Abstract: The ytterbium 1,4-benzenedicarboxylate (BDC) framework [Yb2(BDC)3(DMF)2]·H2O (1) crystallises from a N,N-dimethylformamide (DMF)-rich solution at 80–120 °C. (1) is constructed from infinite chains of dicarboxylate-bridged seven-coordinate Yb atoms, cross-linked in two directions by BDC to yield diamond-shaped channels (sra topology) lined by coordinated DMF molecules and occluded water. Increasing the water content in the synthesis solution yields a material with more crystal water Yb2(BDC)3(DMF)2(H2O)2 (2), in which the Yb centres are eight-coordinate and form dimers bridged by BDC to give two interpenetrating networks of pcu (α-Po) topology.
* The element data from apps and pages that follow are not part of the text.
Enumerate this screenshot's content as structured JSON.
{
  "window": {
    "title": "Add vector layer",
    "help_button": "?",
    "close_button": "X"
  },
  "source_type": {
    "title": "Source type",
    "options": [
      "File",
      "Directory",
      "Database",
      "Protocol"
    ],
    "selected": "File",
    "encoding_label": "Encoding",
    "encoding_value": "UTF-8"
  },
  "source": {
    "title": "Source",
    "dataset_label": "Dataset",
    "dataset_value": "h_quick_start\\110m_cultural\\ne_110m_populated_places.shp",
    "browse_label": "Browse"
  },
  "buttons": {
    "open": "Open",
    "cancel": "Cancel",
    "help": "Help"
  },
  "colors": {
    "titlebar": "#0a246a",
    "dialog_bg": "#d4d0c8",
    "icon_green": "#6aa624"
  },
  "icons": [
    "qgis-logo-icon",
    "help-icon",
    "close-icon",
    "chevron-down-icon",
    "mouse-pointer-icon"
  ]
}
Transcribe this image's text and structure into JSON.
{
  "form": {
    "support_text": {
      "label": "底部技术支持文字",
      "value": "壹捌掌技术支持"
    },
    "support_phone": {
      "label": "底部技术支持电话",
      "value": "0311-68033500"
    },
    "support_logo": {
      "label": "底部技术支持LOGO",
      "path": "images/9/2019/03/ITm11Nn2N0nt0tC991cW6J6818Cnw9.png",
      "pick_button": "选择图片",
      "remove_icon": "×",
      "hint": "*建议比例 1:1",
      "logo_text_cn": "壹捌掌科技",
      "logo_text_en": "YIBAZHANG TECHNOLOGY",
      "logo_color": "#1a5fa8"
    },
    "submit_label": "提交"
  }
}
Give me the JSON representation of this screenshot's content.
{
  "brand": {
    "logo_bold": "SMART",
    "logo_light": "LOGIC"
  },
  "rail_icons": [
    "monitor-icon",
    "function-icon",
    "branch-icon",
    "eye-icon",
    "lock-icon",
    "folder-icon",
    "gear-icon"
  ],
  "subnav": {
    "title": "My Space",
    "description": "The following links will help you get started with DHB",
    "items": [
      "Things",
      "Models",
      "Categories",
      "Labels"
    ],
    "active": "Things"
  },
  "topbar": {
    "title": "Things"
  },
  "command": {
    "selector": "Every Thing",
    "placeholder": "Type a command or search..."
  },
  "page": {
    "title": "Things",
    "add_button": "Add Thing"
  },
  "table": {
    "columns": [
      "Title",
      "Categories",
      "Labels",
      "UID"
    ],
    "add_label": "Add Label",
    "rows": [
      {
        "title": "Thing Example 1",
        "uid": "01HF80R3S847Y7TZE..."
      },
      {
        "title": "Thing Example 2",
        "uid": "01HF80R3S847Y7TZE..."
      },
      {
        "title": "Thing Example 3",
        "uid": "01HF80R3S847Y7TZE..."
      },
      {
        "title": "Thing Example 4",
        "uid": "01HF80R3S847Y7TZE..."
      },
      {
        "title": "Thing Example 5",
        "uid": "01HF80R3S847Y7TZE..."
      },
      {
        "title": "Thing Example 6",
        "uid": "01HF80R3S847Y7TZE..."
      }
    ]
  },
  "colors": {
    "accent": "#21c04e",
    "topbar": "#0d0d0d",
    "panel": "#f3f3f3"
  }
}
Upon extended reaction in this water-rich solvent mixture, an alternative phase is formed: an anhydrous mixed BDC-formate, Yb(BDC)(HCO2), (3), which has a pillared, layered structure, with formate produced by hydrolysis of the DMF. An isoreticular version of (2) can also be formed under similar conditions using 2,6-naphthalene-dicarboxylate (NDC) as linker: [Yb2(NDC)3(H2O)4]·2DMF (4). Despite their different structures, (1) and (2) are calcined to a common porous, desolvated phase Yb2(BDC)3 at 300 °C. Using high energy X-rays at Diamond Light Source we are able to penetrate the solvothermal reaction vessels and to follow the formation of (1) and (2) in real time. This allows accurate crystallisation curves to be obtained from which qualitative kinetic information is extracted. Importantly, the high angular resolution of the in situ powder XRD patterns allows refinement of crystal structure: this permits the temporal evolution of unit cell parameters to be followed, which are ascribed to changes in coordinated solvent composition within the materials during their formation, while analysis of phase fraction allows kinetic parameters to be quantified using the nucleation-growth model of Gualtieri.

Subject Areas: Chemistry


Instruments: I11-High Resolution Powder Diffraction , I12-JEEP: Joint Engineering, Environmental and Processing